Entries from a dataset of interfaces:
Segment Open

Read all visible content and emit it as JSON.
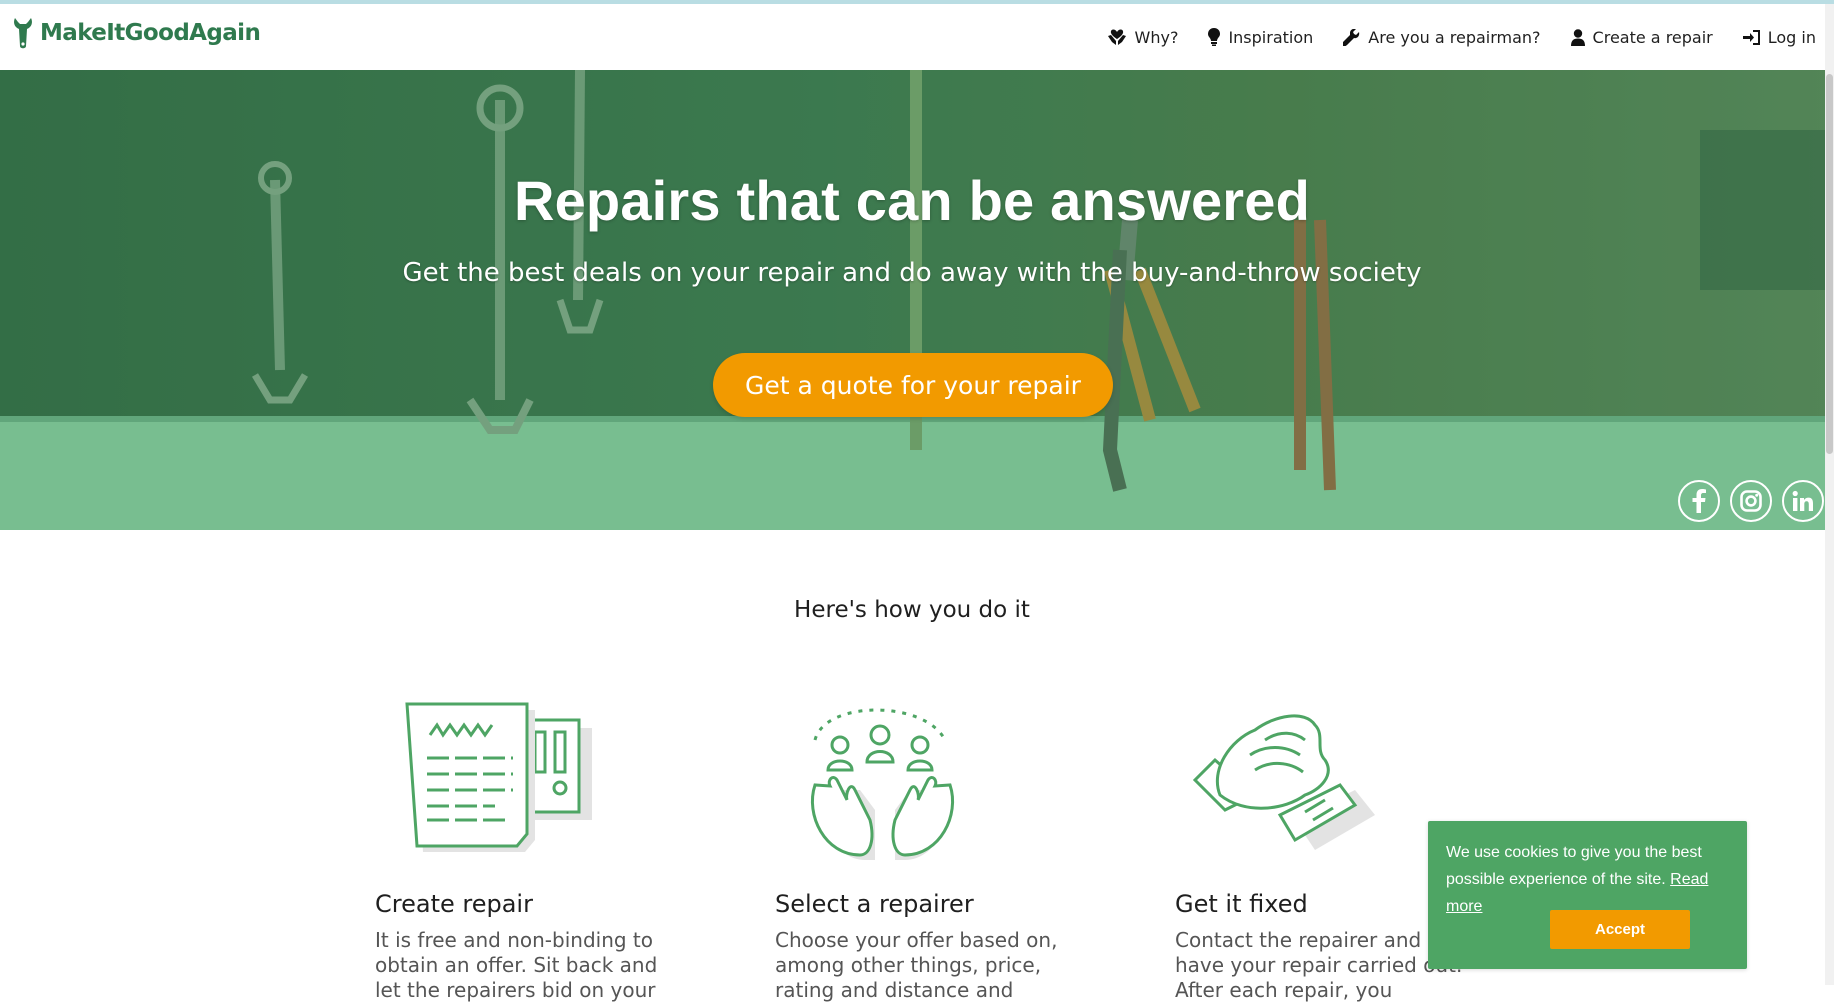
{
  "brand": {
    "name": "MakeItGoodAgain",
    "color": "#2f7a4e"
  },
  "nav": {
    "items": [
      {
        "label": "Why?",
        "icon": "hands-heart-icon"
      },
      {
        "label": "Inspiration",
        "icon": "lightbulb-icon"
      },
      {
        "label": "Are you a repairman?",
        "icon": "wrench-icon"
      },
      {
        "label": "Create a repair",
        "icon": "user-icon"
      },
      {
        "label": "Log in",
        "icon": "sign-in-icon"
      }
    ]
  },
  "hero": {
    "title": "Repairs that can be answered",
    "subtitle": "Get the best deals on your repair and do away with the buy-and-throw society",
    "cta": "Get a quote for your repair",
    "overlay_color": "#3fa060",
    "cta_color": "#f29a00",
    "socials": [
      "facebook-icon",
      "instagram-icon",
      "linkedin-icon"
    ]
  },
  "how": {
    "title": "Here's how you do it",
    "steps": [
      {
        "title": "Create repair",
        "text": "It is free and non-binding to obtain an offer. Sit back and let the repairers bid on your",
        "icon": "document-icon"
      },
      {
        "title": "Select a repairer",
        "text": "Choose your offer based on, among other things, price, rating and distance and",
        "icon": "hands-people-icon"
      },
      {
        "title": "Get it fixed",
        "text": "Contact the repairer and have your repair carried out. After each repair, you",
        "icon": "handshake-icon"
      }
    ]
  },
  "cookie": {
    "text": "We use cookies to give you the best possible experience of the site.",
    "link": "Read more",
    "accept": "Accept",
    "bg_color": "#4ea564"
  }
}
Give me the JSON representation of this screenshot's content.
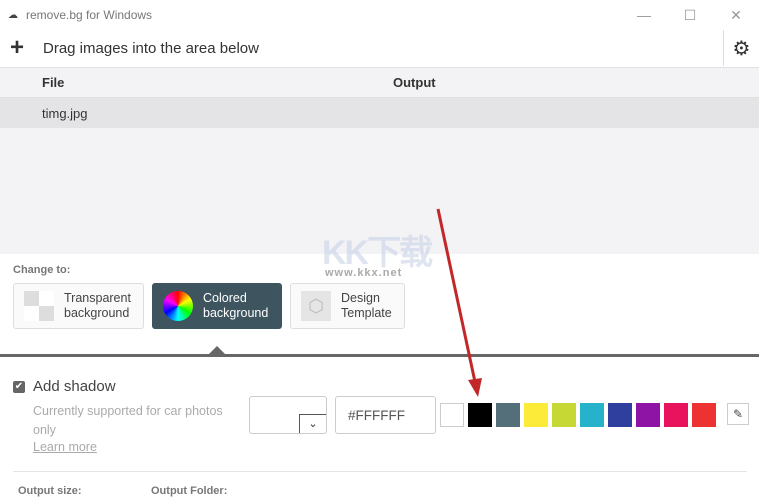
{
  "window": {
    "title": "remove.bg for Windows",
    "controls": [
      "minimize",
      "maximize",
      "close"
    ]
  },
  "toolbar": {
    "add_icon": "plus-icon",
    "hint": "Drag images into the area below",
    "settings_icon": "gear-icon"
  },
  "file_list": {
    "columns": [
      "File",
      "Output"
    ],
    "rows": [
      {
        "file": "timg.jpg",
        "output": ""
      }
    ]
  },
  "change_to": {
    "label": "Change to:",
    "options": [
      {
        "label1": "Transparent",
        "label2": "background",
        "icon": "checkerboard-icon",
        "active": false
      },
      {
        "label1": "Colored",
        "label2": "background",
        "icon": "color-wheel-icon",
        "active": true
      },
      {
        "label1": "Design",
        "label2": "Template",
        "icon": "cube-icon",
        "active": false
      }
    ]
  },
  "shadow": {
    "checked": true,
    "label": "Add shadow",
    "note": "Currently supported for car photos only",
    "learn_more": "Learn more"
  },
  "color": {
    "hex_value": "#FFFFFF",
    "swatches": [
      "#FFFFFF",
      "#000000",
      "#546E7A",
      "#FDEB3A",
      "#C5D833",
      "#27B2CC",
      "#2F3F9E",
      "#8E14A6",
      "#E8135C",
      "#EC3331"
    ],
    "eyedropper_icon": "eyedropper-icon"
  },
  "footer": {
    "output_size": "Output size:",
    "output_folder": "Output Folder:"
  },
  "watermark": {
    "text": "KK下载",
    "url": "www.kkx.net"
  }
}
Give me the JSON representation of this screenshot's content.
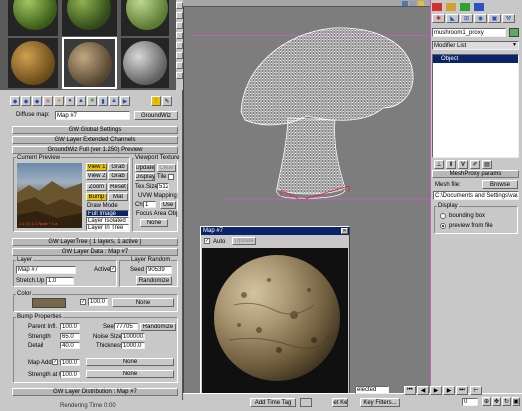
{
  "viewport": {
    "colors": {
      "bg": "#7d7d7d",
      "mesh": "#ffffff",
      "selection": "#c05ec0",
      "bbox": "#e0203f"
    }
  },
  "material_editor": {
    "diffuse_label": "Diffuse map:",
    "map_name": "Map #7",
    "map_type": "GroundWiz",
    "rollouts": {
      "global_settings": "GW Global Settings",
      "extended_channels": "GW Layer Extended Channels",
      "preview_header": "GroundWiz Full (ver 1.250) Preview",
      "layer_tree": "GW LayerTree  ( 1 layers, 1 active )",
      "layer_data": "GW Layer Data : Map #7",
      "layer_distribution": "GW Layer Distribution : Map #7"
    },
    "preview": {
      "current_preview_label": "Current Preview",
      "view1": "View 1",
      "view2": "View 2",
      "grab1": "Grab",
      "grab2": "Grab",
      "zoom": "Zoom",
      "reset": "Reset",
      "bump": "Bump",
      "mat": "Mat",
      "draw_mode_label": "Draw Mode",
      "draw_modes": [
        "Full Image",
        "Layer Isolated",
        "Layer In Tree"
      ],
      "overlay_text": "1:1 (1) 1:1 Node  * 3 a"
    },
    "viewport_texture": {
      "label": "Viewport Texture",
      "update": "Update",
      "clear": "Clear",
      "display": "Display",
      "tile": "Tile",
      "tex_size_label": "Tex.Size",
      "tex_size": "512"
    },
    "uvw_mapping": {
      "label": "UVW Mapping",
      "ch_label": "Ch",
      "ch_value": "1",
      "use": "Use"
    },
    "focus_area": {
      "label": "Focus Area Obj",
      "value": "None"
    },
    "layer": {
      "group_label": "Layer",
      "name": "Map #7",
      "active_label": "Active",
      "stretch_label": "Stretch.Up",
      "stretch_value": "1.0"
    },
    "layer_random": {
      "label": "Layer Random",
      "seed_label": "Seed",
      "seed_value": "90539",
      "randomize": "Randomize"
    },
    "color": {
      "label": "Color",
      "swatch": "#786848",
      "amount": "100.0",
      "map": "None"
    },
    "bump_properties": {
      "label": "Bump Properties",
      "parent_infl_label": "Parent Infl.",
      "parent_infl": "100.0",
      "strength_label": "Strength",
      "strength": "65.0",
      "detail_label": "Detail",
      "detail": "40.0",
      "seed_label": "Seed",
      "seed": "77705",
      "randomize": "Randomize",
      "noise_size_label": "Noise Size",
      "noise_size": "100000.0",
      "thickness_label": "Thickness",
      "thickness": "1000.0",
      "map_add_label": "Map Add",
      "map_add": "100.0",
      "map_add_none": "None",
      "strength_at_label": "Strength at 0",
      "strength_at": "100.0",
      "strength_at_none": "None"
    }
  },
  "render_dialog": {
    "title": "Map #7",
    "auto": "Auto",
    "update": "Update"
  },
  "command_panel": {
    "object_name": "mushroom1_proxy",
    "modifier_list": "Modifier List",
    "stack_item": "Object",
    "meshproxy_rollout": "MeshProxy params",
    "mesh_file_label": "Mesh file:",
    "browse": "Browse",
    "mesh_path": "C:\\Documents and Settings\\vau",
    "display_label": "Display",
    "display_options": [
      "bounding box",
      "preview from file"
    ],
    "display_selected": 1
  },
  "status_bar": {
    "left_text": "Rendering Time 0:00",
    "selected_text": "elected",
    "set_key": "Set Key",
    "key_filters": "Key Filters...",
    "add_time_tag": "Add Time Tag",
    "frame_value": "0"
  }
}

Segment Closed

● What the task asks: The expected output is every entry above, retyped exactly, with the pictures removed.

● Solution to this exercise:
Read all visible content and emit it as JSON.
{
  "brand": {
    "name": "MakeItGoodAgain",
    "color": "#2f7a4e"
  },
  "nav": {
    "items": [
      {
        "label": "Why?",
        "icon": "hands-heart-icon"
      },
      {
        "label": "Inspiration",
        "icon": "lightbulb-icon"
      },
      {
        "label": "Are you a repairman?",
        "icon": "wrench-icon"
      },
      {
        "label": "Create a repair",
        "icon": "user-icon"
      },
      {
        "label": "Log in",
        "icon": "sign-in-icon"
      }
    ]
  },
  "hero": {
    "title": "Repairs that can be answered",
    "subtitle": "Get the best deals on your repair and do away with the buy-and-throw society",
    "cta": "Get a quote for your repair",
    "overlay_color": "#3fa060",
    "cta_color": "#f29a00",
    "socials": [
      "facebook-icon",
      "instagram-icon",
      "linkedin-icon"
    ]
  },
  "how": {
    "title": "Here's how you do it",
    "steps": [
      {
        "title": "Create repair",
        "text": "It is free and non-binding to obtain an offer. Sit back and let the repairers bid on your",
        "icon": "document-icon"
      },
      {
        "title": "Select a repairer",
        "text": "Choose your offer based on, among other things, price, rating and distance and",
        "icon": "hands-people-icon"
      },
      {
        "title": "Get it fixed",
        "text": "Contact the repairer and have your repair carried out. After each repair, you",
        "icon": "handshake-icon"
      }
    ]
  },
  "cookie": {
    "text": "We use cookies to give you the best possible experience of the site.",
    "link": "Read more",
    "accept": "Accept",
    "bg_color": "#4ea564"
  }
}
Give me the JSON representation of this screenshot's content.
{
  "window": {
    "title": "remove.bg for Windows",
    "controls": [
      "minimize",
      "maximize",
      "close"
    ]
  },
  "toolbar": {
    "add_icon": "plus-icon",
    "hint": "Drag images into the area below",
    "settings_icon": "gear-icon"
  },
  "file_list": {
    "columns": [
      "File",
      "Output"
    ],
    "rows": [
      {
        "file": "timg.jpg",
        "output": ""
      }
    ]
  },
  "change_to": {
    "label": "Change to:",
    "options": [
      {
        "label1": "Transparent",
        "label2": "background",
        "icon": "checkerboard-icon",
        "active": false
      },
      {
        "label1": "Colored",
        "label2": "background",
        "icon": "color-wheel-icon",
        "active": true
      },
      {
        "label1": "Design",
        "label2": "Template",
        "icon": "cube-icon",
        "active": false
      }
    ]
  },
  "shadow": {
    "checked": true,
    "label": "Add shadow",
    "note": "Currently supported for car photos only",
    "learn_more": "Learn more"
  },
  "color": {
    "hex_value": "#FFFFFF",
    "swatches": [
      "#FFFFFF",
      "#000000",
      "#546E7A",
      "#FDEB3A",
      "#C5D833",
      "#27B2CC",
      "#2F3F9E",
      "#8E14A6",
      "#E8135C",
      "#EC3331"
    ],
    "eyedropper_icon": "eyedropper-icon"
  },
  "footer": {
    "output_size": "Output size:",
    "output_folder": "Output Folder:"
  },
  "watermark": {
    "text": "KK下载",
    "url": "www.kkx.net"
  }
}
Give me the JSON representation of this screenshot's content.
{
  "viewport": {
    "colors": {
      "bg": "#7d7d7d",
      "mesh": "#ffffff",
      "selection": "#c05ec0",
      "bbox": "#e0203f"
    }
  },
  "material_editor": {
    "diffuse_label": "Diffuse map:",
    "map_name": "Map #7",
    "map_type": "GroundWiz",
    "rollouts": {
      "global_settings": "GW Global Settings",
      "extended_channels": "GW Layer Extended Channels",
      "preview_header": "GroundWiz Full (ver 1.250) Preview",
      "layer_tree": "GW LayerTree  ( 1 layers, 1 active )",
      "layer_data": "GW Layer Data : Map #7",
      "layer_distribution": "GW Layer Distribution : Map #7"
    },
    "preview": {
      "current_preview_label": "Current Preview",
      "view1": "View 1",
      "view2": "View 2",
      "grab1": "Grab",
      "grab2": "Grab",
      "zoom": "Zoom",
      "reset": "Reset",
      "bump": "Bump",
      "mat": "Mat",
      "draw_mode_label": "Draw Mode",
      "draw_modes": [
        "Full Image",
        "Layer Isolated",
        "Layer In Tree"
      ],
      "overlay_text": "1:1 (1) 1:1 Node  * 3 a"
    },
    "viewport_texture": {
      "label": "Viewport Texture",
      "update": "Update",
      "clear": "Clear",
      "display": "Display",
      "tile": "Tile",
      "tex_size_label": "Tex.Size",
      "tex_size": "512"
    },
    "uvw_mapping": {
      "label": "UVW Mapping",
      "ch_label": "Ch",
      "ch_value": "1",
      "use": "Use"
    },
    "focus_area": {
      "label": "Focus Area Obj",
      "value": "None"
    },
    "layer": {
      "group_label": "Layer",
      "name": "Map #7",
      "active_label": "Active",
      "stretch_label": "Stretch.Up",
      "stretch_value": "1.0"
    },
    "layer_random": {
      "label": "Layer Random",
      "seed_label": "Seed",
      "seed_value": "90539",
      "randomize": "Randomize"
    },
    "color": {
      "label": "Color",
      "swatch": "#786848",
      "amount": "100.0",
      "map": "None"
    },
    "bump_properties": {
      "label": "Bump Properties",
      "parent_infl_label": "Parent Infl.",
      "parent_infl": "100.0",
      "strength_label": "Strength",
      "strength": "65.0",
      "detail_label": "Detail",
      "detail": "40.0",
      "seed_label": "Seed",
      "seed": "77705",
      "randomize": "Randomize",
      "noise_size_label": "Noise Size",
      "noise_size": "100000.0",
      "thickness_label": "Thickness",
      "thickness": "1000.0",
      "map_add_label": "Map Add",
      "map_add": "100.0",
      "map_add_none": "None",
      "strength_at_label": "Strength at 0",
      "strength_at": "100.0",
      "strength_at_none": "None"
    }
  },
  "render_dialog": {
    "title": "Map #7",
    "auto": "Auto",
    "update": "Update"
  },
  "command_panel": {
    "object_name": "mushroom1_proxy",
    "modifier_list": "Modifier List",
    "stack_item": "Object",
    "meshproxy_rollout": "MeshProxy params",
    "mesh_file_label": "Mesh file:",
    "browse": "Browse",
    "mesh_path": "C:\\Documents and Settings\\vau",
    "display_label": "Display",
    "display_options": [
      "bounding box",
      "preview from file"
    ],
    "display_selected": 1
  },
  "status_bar": {
    "left_text": "Rendering Time 0:00",
    "selected_text": "elected",
    "set_key": "Set Key",
    "key_filters": "Key Filters...",
    "add_time_tag": "Add Time Tag",
    "frame_value": "0"
  }
}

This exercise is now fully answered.